It is a common experience for present-day consumers making an international payment via credit or debit card to be invited to choose the currency in which they wish to have the transaction executed. While this choice, made feasible by a technology known as dynamic currency conversion (DCC), seems to foster competition, we show that the opposite is the case. In fact, the unique pure-strategy Nash equilibrium in a natural fee-setting game turns out to be highly asymmetric, entailing fees for the service provider that always exceed the monopoly level. Although losses in welfare may be substantial, a regulatory solution is unlikely to come about due to a global free-rider problem.
|Andreas Hefti, Shuo Liu, Armin Schmutzler, Preferences, confusion and competition, In: Working paper series / Department of Economics, No. 344, 2020. (Working Paper)
Do firms seek to make the market transparent,or do they confuse the consumers in their product perceptions? We show that the answer to this question depends decisively on preference heterogeneity. Contrary to the well-studied case of homogeneous goods, confusion is not necessarily an equilibrium in markets with differentiated goods. In particular, if the taste distribution is polarized, so that indifferent consumers are relatively rare, firms strive to fully educate consumers. By contrast, if the taste distribution features a concentration of indecisive consumers, confusion becomes part of the equilibrium strategies. The adverse welfare consequences of confusion can be more severe than with homogeneous goods, as consumers may not only pay higher prices, but also choose a dominated option, or inefficiently refrain from buying. Qualitatively similar insights obtain for political contests, in which candidates compete for voters with heterogeneous preferences.

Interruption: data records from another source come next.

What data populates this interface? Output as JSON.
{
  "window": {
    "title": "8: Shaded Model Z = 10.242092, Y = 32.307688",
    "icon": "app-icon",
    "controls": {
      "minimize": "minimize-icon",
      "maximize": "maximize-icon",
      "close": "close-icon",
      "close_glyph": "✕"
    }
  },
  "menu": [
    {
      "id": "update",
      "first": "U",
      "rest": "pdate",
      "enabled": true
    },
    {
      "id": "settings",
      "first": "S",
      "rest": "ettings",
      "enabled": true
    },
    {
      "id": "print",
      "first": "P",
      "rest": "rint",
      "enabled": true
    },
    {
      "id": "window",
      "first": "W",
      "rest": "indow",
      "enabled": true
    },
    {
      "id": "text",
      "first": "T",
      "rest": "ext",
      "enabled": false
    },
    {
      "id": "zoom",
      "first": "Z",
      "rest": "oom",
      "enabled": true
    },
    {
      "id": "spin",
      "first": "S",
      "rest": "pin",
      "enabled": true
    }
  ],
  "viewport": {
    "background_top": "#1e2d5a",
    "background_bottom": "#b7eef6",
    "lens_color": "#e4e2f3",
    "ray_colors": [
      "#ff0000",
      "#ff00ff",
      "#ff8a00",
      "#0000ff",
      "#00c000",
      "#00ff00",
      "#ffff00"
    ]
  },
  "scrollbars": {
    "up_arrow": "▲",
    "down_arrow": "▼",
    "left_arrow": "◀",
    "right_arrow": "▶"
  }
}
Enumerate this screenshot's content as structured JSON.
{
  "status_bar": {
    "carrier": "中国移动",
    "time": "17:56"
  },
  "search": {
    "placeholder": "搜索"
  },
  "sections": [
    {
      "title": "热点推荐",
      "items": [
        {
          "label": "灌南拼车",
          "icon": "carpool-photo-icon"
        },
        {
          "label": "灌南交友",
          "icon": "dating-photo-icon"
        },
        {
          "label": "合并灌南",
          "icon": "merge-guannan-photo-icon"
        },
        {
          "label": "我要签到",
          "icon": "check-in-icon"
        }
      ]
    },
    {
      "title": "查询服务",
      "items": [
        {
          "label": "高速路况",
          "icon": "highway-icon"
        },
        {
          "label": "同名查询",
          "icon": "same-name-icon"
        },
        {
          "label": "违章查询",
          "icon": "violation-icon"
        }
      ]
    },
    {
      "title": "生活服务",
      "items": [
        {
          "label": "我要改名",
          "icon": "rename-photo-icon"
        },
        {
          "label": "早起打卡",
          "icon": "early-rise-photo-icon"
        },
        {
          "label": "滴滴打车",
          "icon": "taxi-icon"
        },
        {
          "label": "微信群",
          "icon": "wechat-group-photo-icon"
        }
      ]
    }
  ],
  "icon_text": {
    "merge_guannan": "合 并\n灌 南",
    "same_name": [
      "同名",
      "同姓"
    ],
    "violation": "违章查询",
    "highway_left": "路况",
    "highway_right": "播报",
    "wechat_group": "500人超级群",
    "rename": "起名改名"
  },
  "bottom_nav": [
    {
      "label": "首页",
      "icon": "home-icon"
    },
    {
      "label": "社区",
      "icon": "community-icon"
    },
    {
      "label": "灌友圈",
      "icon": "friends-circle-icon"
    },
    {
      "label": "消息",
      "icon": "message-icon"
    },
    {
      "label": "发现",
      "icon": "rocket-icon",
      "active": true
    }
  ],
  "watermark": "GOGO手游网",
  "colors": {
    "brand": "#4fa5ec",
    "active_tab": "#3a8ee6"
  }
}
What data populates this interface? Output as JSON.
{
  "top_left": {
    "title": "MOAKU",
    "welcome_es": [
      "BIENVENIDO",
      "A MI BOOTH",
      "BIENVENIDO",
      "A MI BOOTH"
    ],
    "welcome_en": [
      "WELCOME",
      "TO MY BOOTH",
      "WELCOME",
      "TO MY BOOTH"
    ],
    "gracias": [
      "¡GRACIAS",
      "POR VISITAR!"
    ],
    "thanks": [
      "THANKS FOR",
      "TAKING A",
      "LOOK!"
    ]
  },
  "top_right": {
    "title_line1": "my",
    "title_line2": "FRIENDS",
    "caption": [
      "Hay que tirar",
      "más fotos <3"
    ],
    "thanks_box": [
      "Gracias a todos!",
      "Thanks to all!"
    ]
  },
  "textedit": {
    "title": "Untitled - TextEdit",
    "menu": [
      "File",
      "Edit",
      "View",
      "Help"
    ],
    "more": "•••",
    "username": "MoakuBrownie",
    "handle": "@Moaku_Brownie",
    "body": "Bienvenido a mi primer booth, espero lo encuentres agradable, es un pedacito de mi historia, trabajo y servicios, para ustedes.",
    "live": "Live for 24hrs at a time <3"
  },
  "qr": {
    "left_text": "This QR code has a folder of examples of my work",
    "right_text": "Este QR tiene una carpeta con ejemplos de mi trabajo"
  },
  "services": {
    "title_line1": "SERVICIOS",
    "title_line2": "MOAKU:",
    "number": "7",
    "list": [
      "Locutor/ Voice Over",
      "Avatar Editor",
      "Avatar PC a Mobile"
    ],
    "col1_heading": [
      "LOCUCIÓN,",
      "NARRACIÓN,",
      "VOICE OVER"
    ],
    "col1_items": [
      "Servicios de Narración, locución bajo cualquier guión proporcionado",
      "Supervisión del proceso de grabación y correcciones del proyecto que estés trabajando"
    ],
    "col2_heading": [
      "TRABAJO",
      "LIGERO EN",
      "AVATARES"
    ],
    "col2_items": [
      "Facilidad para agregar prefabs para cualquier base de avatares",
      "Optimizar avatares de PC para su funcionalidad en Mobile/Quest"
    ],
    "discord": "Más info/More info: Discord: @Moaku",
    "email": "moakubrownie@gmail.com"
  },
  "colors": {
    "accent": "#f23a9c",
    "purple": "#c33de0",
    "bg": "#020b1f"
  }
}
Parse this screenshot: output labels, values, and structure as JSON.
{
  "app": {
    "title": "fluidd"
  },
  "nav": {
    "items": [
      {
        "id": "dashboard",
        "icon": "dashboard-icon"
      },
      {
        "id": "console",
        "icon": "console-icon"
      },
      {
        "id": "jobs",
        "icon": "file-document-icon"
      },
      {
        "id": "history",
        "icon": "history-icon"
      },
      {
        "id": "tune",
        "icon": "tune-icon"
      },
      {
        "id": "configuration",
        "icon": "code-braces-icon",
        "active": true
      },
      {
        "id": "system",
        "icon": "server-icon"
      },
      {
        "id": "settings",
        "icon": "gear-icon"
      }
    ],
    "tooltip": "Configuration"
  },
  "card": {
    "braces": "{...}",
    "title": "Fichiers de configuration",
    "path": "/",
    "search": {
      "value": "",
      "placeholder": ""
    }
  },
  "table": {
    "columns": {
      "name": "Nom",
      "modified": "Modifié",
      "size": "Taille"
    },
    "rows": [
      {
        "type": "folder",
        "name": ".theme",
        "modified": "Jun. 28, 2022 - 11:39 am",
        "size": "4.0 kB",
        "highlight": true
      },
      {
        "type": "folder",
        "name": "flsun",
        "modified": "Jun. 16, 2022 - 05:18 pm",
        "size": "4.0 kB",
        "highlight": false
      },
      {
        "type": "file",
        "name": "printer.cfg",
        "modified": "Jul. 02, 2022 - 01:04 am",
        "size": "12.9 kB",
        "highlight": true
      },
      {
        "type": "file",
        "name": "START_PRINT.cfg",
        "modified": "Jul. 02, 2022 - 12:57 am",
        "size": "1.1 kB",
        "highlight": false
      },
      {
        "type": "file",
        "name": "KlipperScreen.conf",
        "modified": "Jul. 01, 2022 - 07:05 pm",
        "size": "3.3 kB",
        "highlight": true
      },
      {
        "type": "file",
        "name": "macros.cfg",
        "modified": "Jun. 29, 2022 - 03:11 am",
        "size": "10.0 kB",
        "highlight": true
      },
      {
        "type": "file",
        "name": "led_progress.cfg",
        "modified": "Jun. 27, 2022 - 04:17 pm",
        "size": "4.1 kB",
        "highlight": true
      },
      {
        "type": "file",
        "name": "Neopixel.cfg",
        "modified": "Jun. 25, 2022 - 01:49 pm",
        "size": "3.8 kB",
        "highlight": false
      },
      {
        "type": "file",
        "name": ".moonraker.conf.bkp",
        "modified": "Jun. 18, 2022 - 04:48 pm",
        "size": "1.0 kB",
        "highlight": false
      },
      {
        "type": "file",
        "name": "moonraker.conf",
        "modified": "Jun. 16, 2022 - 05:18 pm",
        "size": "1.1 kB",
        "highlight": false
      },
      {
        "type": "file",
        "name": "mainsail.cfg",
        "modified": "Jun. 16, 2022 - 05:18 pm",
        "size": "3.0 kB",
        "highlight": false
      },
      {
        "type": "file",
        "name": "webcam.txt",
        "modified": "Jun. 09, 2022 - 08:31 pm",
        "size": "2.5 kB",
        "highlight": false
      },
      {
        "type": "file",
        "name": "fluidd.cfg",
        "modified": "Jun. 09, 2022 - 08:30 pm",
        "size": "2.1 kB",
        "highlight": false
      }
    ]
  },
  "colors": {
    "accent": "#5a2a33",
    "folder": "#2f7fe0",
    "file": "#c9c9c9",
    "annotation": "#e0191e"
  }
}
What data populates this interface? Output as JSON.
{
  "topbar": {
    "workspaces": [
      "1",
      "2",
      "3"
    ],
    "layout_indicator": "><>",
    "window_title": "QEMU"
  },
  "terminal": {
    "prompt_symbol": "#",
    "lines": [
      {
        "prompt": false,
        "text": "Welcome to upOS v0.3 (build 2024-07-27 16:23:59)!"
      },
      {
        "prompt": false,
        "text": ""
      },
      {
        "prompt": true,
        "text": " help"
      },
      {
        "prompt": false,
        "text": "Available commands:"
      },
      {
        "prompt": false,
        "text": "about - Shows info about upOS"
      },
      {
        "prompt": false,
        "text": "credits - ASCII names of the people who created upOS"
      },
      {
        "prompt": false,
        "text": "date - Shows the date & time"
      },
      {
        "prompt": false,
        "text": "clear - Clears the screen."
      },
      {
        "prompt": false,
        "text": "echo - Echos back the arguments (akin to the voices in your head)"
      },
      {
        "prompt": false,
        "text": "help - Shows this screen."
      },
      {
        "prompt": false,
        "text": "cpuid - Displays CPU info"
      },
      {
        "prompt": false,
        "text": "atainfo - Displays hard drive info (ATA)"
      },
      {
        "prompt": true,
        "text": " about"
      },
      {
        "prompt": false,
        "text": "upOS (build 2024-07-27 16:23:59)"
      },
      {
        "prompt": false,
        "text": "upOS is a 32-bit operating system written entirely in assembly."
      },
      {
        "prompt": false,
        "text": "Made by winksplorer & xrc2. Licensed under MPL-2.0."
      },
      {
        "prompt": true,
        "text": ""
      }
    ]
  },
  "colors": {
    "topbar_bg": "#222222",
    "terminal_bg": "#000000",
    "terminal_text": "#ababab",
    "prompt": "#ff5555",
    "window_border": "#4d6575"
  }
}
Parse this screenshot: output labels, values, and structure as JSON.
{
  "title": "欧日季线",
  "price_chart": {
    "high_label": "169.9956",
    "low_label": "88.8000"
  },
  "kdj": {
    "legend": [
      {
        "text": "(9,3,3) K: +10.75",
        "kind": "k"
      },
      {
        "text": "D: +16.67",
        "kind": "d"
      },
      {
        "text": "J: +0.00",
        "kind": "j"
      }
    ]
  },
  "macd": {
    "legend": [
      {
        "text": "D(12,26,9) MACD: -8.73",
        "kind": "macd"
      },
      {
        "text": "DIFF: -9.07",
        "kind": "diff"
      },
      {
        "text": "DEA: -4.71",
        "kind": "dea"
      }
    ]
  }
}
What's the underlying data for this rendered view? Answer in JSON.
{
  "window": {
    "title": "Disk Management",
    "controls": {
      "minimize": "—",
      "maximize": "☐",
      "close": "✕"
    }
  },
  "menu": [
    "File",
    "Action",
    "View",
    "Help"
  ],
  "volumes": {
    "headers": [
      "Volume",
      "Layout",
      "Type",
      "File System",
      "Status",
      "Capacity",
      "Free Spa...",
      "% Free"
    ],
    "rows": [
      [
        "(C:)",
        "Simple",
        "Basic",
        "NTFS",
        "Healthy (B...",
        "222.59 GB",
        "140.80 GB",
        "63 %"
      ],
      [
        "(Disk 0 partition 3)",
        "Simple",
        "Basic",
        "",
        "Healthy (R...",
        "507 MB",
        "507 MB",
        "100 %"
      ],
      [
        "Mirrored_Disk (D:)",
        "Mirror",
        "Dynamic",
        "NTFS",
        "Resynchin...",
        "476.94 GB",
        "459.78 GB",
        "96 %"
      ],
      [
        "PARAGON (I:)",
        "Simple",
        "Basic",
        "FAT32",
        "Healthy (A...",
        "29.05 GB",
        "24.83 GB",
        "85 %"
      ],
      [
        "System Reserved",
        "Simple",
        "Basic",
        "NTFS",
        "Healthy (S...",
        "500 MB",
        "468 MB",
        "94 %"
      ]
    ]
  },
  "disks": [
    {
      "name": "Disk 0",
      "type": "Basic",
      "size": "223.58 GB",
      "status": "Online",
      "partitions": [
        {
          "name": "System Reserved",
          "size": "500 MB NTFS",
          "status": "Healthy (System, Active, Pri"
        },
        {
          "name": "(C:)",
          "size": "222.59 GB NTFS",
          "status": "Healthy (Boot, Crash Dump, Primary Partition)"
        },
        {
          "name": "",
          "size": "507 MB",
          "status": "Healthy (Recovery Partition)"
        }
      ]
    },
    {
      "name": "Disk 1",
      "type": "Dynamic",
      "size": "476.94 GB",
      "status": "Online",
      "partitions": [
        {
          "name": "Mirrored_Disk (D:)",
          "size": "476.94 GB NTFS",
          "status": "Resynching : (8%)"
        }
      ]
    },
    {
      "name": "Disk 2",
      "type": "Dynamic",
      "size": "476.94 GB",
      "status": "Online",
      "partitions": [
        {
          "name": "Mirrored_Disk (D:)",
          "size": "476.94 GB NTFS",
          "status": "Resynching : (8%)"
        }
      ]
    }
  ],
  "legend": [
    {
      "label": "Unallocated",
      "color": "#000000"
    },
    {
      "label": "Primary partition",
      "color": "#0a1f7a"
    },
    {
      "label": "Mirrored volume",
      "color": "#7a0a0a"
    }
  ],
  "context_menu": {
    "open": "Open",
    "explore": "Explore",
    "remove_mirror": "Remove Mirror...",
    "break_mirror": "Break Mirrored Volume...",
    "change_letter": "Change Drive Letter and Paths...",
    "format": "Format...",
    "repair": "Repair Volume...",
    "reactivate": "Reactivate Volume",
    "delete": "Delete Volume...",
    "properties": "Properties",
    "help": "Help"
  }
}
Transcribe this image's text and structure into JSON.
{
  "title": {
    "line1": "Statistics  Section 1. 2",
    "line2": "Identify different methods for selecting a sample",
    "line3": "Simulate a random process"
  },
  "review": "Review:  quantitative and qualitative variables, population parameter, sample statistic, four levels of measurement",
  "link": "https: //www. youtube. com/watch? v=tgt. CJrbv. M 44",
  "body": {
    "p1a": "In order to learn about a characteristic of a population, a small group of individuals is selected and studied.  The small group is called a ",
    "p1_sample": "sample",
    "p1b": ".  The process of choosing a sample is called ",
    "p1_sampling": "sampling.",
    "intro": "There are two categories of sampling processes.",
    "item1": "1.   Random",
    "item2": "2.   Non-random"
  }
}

|Nir Jaimovich, Disappearing middle class: job polarization and policy approaches, In: UBS Center Public Paper Series, No. 8, 2020. (Working Paper)
The creeping hollowing out of the middle class and the simultaneous rise of automation have become hotly debated topics in the popular media and among policymakers, and there is certainly no shortage of dire predictions about the ascent of robots and subsequent obsolescence of workers. But – doomsday prophecies aside – what are the facts? What is happening to workers, specifically middle-class ones? And, from a policy perspective, what can (or should) be done to address this fundamental shift in who – or what – does which jobs? This Public Paper tackles these questions head-on. We first identify the types of individuals who are likely to work in middle-class occupations and track how they act on the labor market outcomes. Then we evaluate policies proposed in recent years that have been aimed at combating the labor market malaise middle-class workers have experienced.
|Pol Campos-Mercade, Armando N Meier, Florian H Schneider, Erik Wengström, Prosociality predicts health behaviors during the COVID-19 pandemic, In: Working paper series / Department of Economics, No. 346, 2020. (Working Paper)
Socially responsible behavior is crucial for slowing the spread of infectious diseases. However, economic and epidemiological models of disease transmission abstract from prosocial motivations as a driver of behaviors that impact the health of others. In an incentivized study, we show that a large majority of people are very reluctant to put others at risk for their personal benefit. Moreover, this experimental measure of prosociality predicts health behaviors during the COVID-19 pandemic, measured in a separate and ostensibly unrelated study with the same people. Prosocial individuals are more likely to follow physical distancing guidelines, stay home when sick, and buy face masks. We also find that prosociality measured two years before the pandemic predicts health behaviors during the pandemic. Our findings indicate that prosociality is a stable, long-term predictor of policy-relevant behaviors, suggesting that the impact of policies on a population may depend on the degree of prosociality.